Work item —
Could you repeat the listing below exactly while leaving its pictures behind?

Data for this exercise —
»»

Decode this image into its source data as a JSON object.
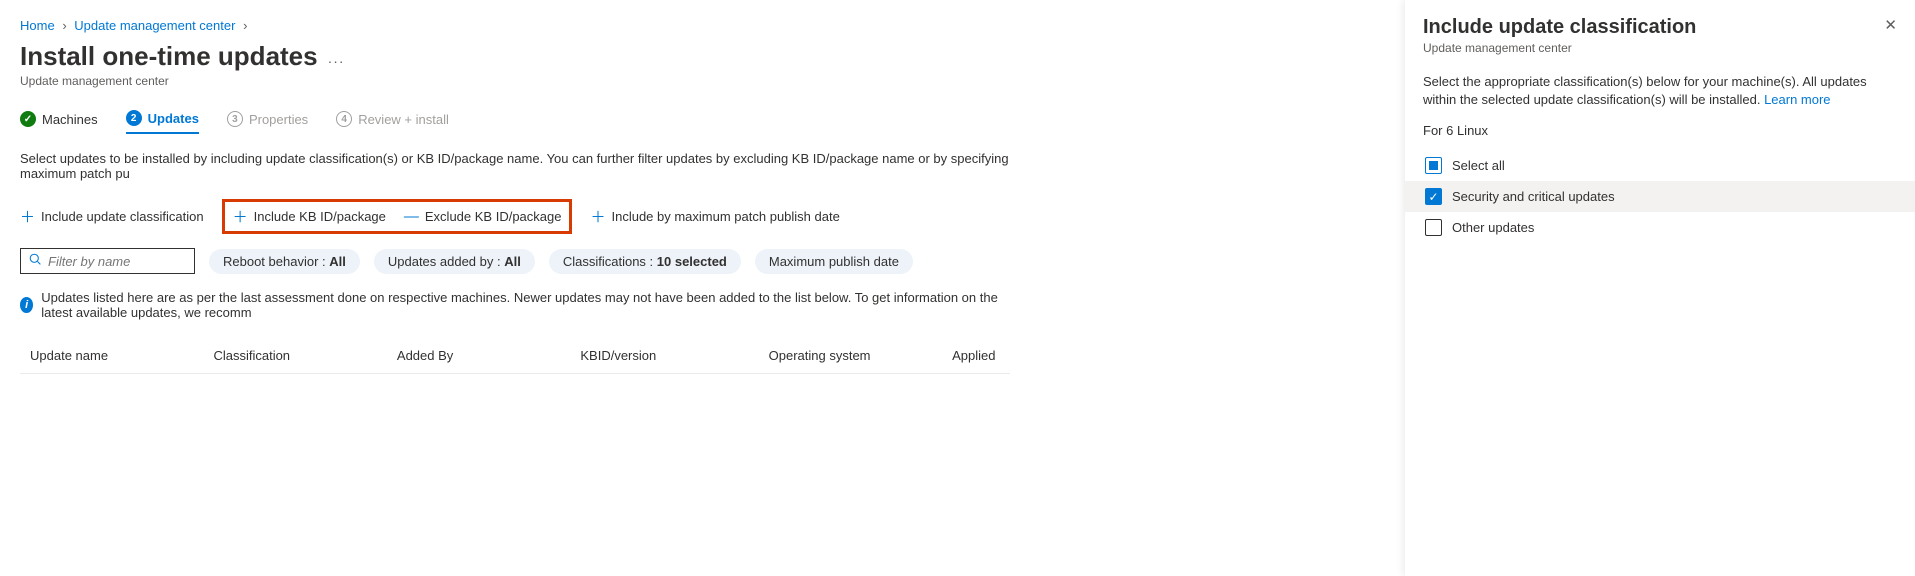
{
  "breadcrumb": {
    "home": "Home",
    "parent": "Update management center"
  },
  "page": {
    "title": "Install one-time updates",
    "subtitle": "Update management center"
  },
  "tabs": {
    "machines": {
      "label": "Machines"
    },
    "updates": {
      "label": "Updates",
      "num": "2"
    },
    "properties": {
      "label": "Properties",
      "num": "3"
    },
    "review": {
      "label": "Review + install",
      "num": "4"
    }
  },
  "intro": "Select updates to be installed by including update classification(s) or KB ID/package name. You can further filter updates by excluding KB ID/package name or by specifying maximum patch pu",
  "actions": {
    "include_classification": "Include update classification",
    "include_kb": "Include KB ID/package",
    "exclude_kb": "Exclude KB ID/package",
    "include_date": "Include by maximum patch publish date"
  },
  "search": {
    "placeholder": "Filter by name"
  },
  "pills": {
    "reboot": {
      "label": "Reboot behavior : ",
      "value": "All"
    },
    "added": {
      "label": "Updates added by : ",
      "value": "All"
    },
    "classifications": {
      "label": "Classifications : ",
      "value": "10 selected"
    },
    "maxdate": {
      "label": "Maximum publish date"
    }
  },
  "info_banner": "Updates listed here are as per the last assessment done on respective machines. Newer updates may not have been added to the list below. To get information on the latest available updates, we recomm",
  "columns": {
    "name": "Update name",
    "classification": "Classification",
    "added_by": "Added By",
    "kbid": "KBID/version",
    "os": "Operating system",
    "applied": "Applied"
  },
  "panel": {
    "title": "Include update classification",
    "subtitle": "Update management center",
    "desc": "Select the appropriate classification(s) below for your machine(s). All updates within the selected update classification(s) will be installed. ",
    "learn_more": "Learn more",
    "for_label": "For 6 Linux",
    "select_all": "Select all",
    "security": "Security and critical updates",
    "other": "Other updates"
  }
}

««

Task result —
Decode this image into its source data as a JSON object.
{
  "breadcrumb": {
    "home": "Home",
    "parent": "Update management center"
  },
  "page": {
    "title": "Install one-time updates",
    "subtitle": "Update management center"
  },
  "tabs": {
    "machines": {
      "label": "Machines"
    },
    "updates": {
      "label": "Updates",
      "num": "2"
    },
    "properties": {
      "label": "Properties",
      "num": "3"
    },
    "review": {
      "label": "Review + install",
      "num": "4"
    }
  },
  "intro": "Select updates to be installed by including update classification(s) or KB ID/package name. You can further filter updates by excluding KB ID/package name or by specifying maximum patch pu",
  "actions": {
    "include_classification": "Include update classification",
    "include_kb": "Include KB ID/package",
    "exclude_kb": "Exclude KB ID/package",
    "include_date": "Include by maximum patch publish date"
  },
  "search": {
    "placeholder": "Filter by name"
  },
  "pills": {
    "reboot": {
      "label": "Reboot behavior : ",
      "value": "All"
    },
    "added": {
      "label": "Updates added by : ",
      "value": "All"
    },
    "classifications": {
      "label": "Classifications : ",
      "value": "10 selected"
    },
    "maxdate": {
      "label": "Maximum publish date"
    }
  },
  "info_banner": "Updates listed here are as per the last assessment done on respective machines. Newer updates may not have been added to the list below. To get information on the latest available updates, we recomm",
  "columns": {
    "name": "Update name",
    "classification": "Classification",
    "added_by": "Added By",
    "kbid": "KBID/version",
    "os": "Operating system",
    "applied": "Applied"
  },
  "panel": {
    "title": "Include update classification",
    "subtitle": "Update management center",
    "desc": "Select the appropriate classification(s) below for your machine(s). All updates within the selected update classification(s) will be installed. ",
    "learn_more": "Learn more",
    "for_label": "For 6 Linux",
    "select_all": "Select all",
    "security": "Security and critical updates",
    "other": "Other updates"
  }
}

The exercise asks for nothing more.